START Input
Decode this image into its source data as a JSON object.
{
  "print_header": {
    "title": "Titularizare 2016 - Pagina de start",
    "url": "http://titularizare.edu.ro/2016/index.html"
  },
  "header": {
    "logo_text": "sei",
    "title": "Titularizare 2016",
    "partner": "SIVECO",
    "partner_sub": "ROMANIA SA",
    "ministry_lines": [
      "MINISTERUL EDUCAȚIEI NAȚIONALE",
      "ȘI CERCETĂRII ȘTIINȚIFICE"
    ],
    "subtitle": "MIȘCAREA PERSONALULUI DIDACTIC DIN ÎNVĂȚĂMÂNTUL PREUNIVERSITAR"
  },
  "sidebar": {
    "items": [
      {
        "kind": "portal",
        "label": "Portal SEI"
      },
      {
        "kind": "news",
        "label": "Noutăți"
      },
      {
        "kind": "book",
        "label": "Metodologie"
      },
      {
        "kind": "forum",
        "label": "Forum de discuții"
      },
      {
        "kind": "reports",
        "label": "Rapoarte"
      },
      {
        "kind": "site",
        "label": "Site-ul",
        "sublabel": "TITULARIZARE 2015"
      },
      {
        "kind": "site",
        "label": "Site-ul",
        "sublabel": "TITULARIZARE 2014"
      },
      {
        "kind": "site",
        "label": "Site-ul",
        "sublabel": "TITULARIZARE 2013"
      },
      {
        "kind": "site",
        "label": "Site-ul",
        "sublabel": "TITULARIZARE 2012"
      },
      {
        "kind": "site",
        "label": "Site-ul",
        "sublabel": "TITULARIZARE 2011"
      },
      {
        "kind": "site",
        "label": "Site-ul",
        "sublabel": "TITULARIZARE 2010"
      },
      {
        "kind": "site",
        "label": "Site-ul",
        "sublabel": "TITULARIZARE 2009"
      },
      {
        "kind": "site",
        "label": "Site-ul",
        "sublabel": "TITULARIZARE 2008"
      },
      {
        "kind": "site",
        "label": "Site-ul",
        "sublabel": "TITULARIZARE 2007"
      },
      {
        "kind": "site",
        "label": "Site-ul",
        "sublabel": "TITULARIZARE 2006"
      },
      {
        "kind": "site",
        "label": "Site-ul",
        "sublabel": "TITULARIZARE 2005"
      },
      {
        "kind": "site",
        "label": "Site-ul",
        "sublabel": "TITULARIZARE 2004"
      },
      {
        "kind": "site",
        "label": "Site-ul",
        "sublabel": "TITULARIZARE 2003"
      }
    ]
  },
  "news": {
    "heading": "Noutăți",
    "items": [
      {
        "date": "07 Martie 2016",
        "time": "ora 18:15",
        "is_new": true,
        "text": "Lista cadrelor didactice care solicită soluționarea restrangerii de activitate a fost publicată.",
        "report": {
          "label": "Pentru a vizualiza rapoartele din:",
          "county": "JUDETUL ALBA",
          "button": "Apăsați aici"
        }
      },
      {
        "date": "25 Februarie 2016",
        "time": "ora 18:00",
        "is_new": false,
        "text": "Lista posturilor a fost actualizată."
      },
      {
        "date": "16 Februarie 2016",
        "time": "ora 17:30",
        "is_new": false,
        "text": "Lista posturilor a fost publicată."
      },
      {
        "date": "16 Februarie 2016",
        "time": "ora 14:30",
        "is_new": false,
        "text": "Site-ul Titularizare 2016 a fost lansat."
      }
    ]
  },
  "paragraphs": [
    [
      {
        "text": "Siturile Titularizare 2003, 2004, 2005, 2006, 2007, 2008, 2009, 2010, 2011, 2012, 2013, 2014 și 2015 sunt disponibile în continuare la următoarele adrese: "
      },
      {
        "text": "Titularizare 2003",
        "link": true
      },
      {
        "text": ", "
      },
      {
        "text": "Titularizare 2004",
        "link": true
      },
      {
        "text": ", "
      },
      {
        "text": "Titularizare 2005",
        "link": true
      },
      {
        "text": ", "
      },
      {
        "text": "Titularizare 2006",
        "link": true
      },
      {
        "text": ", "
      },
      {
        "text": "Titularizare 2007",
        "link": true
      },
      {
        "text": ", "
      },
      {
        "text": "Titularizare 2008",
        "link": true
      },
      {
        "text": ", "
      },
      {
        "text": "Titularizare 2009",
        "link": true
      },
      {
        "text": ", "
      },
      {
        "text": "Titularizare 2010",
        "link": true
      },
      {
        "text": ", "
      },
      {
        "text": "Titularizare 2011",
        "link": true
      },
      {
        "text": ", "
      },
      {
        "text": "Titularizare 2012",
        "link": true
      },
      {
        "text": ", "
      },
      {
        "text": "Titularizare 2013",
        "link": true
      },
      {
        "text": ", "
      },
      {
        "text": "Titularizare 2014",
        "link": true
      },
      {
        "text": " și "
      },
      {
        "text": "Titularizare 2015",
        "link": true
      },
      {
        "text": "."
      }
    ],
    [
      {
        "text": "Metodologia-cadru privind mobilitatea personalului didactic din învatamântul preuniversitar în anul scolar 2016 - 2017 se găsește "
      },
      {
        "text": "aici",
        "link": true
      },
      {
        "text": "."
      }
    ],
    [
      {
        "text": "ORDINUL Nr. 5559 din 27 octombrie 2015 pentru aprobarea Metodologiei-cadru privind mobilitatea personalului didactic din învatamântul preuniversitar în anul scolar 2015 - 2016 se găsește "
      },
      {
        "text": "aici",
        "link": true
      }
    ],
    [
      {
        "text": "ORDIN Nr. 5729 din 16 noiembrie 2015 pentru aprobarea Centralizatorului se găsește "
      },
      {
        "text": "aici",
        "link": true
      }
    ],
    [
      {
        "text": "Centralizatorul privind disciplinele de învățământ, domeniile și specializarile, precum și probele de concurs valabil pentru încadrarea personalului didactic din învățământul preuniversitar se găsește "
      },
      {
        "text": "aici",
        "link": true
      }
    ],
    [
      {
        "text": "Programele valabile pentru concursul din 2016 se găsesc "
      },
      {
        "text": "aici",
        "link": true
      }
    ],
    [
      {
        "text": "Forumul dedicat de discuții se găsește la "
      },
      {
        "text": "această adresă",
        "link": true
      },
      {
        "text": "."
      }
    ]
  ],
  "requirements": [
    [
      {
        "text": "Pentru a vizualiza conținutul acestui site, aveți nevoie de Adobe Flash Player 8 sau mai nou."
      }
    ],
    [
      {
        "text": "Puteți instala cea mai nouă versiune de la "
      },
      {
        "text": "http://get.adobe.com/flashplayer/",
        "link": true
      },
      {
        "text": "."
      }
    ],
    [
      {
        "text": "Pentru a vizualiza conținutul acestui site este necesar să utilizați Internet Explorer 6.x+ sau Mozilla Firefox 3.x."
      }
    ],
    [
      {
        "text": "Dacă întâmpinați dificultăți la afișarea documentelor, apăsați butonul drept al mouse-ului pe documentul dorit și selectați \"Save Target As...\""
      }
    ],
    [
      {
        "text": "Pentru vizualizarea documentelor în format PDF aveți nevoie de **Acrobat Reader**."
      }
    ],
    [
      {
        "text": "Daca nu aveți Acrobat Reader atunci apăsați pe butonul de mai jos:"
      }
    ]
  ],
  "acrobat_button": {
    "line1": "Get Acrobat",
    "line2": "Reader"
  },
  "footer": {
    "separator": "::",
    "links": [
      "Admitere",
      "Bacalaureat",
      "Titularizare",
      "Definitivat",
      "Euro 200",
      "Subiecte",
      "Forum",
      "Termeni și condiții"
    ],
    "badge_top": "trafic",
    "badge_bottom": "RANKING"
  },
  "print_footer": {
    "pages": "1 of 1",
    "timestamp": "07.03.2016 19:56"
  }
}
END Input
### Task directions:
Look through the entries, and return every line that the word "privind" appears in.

### Your response:
        "text": "Metodologia-cadru privind mobilitatea personalului didactic din învatamântul preuniversitar în anul scolar 2016 - 2017 se găsește "
        "text": "ORDINUL Nr. 5559 din 27 octombrie 2015 pentru aprobarea Metodologiei-cadru privind mobilitatea personalului didactic din învatamântul preuniversitar în anul scolar 2015 - 2016 se găsește "
        "text": "Centralizatorul privind disciplinele de învățământ, domeniile și specializarile, precum și probele de concurs valabil pentru încadrarea personalului didactic din învățământul preuniversitar se găsește "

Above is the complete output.